No one gives what they do not possess: One of the things required most in a seminary, as experience shows, is to have spiritual persons of deep piety to inspire the seminarians with this spirit, for no one can give what he does not have (CCD:VI:71).
Better to use an approved author than to dictate your own notes: We had serious consultation with seven men of the Company regarding the matter of dictation. Five of them hold a negative opinion, so we shall continue to interpret an author without dictating, as we have successfully begun to do. These are the reasons: The first is taken from the standpoint of the knowledge one wishes to impart, which will be more reliable than that taken from the writings of an individual, since it is that of an approved author. The second, from the standpoint of the prelates and the public, who would much prefer an approved and selected author rather than the writings of a young man who has proven his capabilities only during his studies. The third, from the standpoint of the Company, because it has more subjects who will be able to interpret an author than men who will be able to compose and dictate; and thus it will be able to serve the Church in more places and be less subject to envy. The fourth comes from those who will do the teaching, for whom it will be much easier, whatever people say, to interpret rather than to compose and dictate (CCD:II:269).
A parish together with a seminary: True, we have objected to taking responsibility for parishes, especially in episcopal towns and in places where there is a Parlement or Presidial Court, but experience has taught us that wherever there is a seminary, it is good for us to have a parish to train the seminarians, who learn parish functions better by practice than by theory. We have the example of this in Saint-Nicolas-du-Chardonnet, where all the priests who leave there are ready to serve in a parish because they have had practice in that one. For lack of a similar experience, those at the Bons-Enfants Seminary are not so ready, although we have tried to train them for this (CCD:VII:268).
Congratulations Vincent de Paul! We applaud you. You were a good man! Even after a long and difficult journey, even after seventy-five years of life you were not complacent and you proclaimed the following words: I cannot restrain myself and must tell you quite simply that … in the midst of my petty infirmities [I wish] to go and finish my life near a bush, working in some village. I think I would be very happy to do so (CCD:V:204). Your zeal and your concern to do good to all those who were your neighbor, to your brother priests, was beyond all imagination. There was great reason to refer to you as a hardened worker. We know this; we recognize this; we admire it. You gave us an example.

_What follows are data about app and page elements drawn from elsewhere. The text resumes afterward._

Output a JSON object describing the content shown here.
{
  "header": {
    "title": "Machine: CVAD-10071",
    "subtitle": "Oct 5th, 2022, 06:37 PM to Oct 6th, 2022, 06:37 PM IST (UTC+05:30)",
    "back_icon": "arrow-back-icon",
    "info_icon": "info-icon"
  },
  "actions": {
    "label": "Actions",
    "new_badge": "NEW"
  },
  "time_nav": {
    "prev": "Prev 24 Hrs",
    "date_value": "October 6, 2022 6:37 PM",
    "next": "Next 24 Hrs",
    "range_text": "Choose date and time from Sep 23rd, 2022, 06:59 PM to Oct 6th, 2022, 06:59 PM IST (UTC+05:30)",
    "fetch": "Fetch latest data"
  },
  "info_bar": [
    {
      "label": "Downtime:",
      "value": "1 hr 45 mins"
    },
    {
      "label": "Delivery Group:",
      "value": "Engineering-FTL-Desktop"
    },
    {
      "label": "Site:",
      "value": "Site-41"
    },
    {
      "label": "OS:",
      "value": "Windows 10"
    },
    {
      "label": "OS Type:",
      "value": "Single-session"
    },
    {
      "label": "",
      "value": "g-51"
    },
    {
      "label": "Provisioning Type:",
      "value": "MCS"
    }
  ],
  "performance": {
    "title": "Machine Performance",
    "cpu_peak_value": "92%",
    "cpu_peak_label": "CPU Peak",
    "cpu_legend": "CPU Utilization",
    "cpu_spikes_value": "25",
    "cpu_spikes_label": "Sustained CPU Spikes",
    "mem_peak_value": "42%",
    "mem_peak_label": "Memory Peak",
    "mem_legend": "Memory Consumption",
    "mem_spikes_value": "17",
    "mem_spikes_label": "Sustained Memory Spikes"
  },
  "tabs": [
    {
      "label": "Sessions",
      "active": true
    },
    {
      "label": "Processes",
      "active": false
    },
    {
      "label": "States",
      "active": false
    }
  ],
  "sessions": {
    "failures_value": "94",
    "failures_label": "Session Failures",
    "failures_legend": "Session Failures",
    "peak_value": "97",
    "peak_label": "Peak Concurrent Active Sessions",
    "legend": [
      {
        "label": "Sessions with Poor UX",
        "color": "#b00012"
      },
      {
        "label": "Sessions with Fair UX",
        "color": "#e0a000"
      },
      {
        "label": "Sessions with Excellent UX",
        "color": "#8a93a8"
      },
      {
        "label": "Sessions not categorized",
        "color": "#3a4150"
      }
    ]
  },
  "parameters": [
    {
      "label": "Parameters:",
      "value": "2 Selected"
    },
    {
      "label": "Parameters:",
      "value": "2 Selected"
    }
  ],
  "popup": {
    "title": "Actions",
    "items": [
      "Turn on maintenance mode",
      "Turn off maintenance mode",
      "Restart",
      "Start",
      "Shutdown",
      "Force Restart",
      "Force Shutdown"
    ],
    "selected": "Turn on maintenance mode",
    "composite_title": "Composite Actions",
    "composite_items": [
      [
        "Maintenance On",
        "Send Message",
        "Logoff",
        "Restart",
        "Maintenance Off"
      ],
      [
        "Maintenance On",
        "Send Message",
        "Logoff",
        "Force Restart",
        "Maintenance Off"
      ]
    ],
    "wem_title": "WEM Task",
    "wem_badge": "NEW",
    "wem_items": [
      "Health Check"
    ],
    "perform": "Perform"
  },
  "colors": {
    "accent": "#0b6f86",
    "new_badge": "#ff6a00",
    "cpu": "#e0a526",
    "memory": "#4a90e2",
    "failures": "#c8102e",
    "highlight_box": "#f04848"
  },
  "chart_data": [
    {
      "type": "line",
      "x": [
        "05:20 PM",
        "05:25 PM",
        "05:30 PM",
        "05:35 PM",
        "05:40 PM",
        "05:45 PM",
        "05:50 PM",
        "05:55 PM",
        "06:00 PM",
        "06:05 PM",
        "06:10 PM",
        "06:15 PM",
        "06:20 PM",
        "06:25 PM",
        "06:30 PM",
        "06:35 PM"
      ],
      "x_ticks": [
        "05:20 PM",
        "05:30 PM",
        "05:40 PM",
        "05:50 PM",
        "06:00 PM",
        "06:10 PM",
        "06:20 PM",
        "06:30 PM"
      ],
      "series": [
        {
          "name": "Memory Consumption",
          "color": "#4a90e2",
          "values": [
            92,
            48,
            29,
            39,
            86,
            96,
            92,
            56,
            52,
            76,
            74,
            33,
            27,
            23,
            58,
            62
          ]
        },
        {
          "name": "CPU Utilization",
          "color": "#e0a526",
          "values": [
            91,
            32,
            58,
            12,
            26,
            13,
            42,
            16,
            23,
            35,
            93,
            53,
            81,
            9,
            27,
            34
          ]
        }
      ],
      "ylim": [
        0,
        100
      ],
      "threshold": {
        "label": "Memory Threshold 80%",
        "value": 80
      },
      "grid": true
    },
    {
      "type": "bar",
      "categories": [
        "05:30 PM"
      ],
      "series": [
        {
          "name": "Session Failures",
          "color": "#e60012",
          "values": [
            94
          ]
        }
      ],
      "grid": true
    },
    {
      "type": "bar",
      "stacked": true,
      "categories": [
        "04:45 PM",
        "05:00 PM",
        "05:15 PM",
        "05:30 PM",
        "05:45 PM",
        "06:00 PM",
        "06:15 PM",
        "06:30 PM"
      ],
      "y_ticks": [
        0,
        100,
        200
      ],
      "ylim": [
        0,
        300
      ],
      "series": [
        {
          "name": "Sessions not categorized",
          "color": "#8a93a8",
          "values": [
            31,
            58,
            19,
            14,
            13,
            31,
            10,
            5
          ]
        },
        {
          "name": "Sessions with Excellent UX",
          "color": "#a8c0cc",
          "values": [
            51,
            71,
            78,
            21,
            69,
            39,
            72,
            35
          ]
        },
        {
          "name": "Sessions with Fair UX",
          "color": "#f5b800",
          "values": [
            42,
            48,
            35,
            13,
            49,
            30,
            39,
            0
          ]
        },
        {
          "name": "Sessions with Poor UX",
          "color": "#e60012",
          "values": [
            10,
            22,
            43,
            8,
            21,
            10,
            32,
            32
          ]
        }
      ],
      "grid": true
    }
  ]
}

 Vincent de Paul, Correspondence, Conferences, Documents, New City Press, New York, 1985-2012l. Future reference to this thirteen volume work will be noted with the letters CCD, followed by the volume number, and then the page number, for example, CCD:XIIIb:3. These reference will appear in the text.
Translated by: Charles T. Plock, CM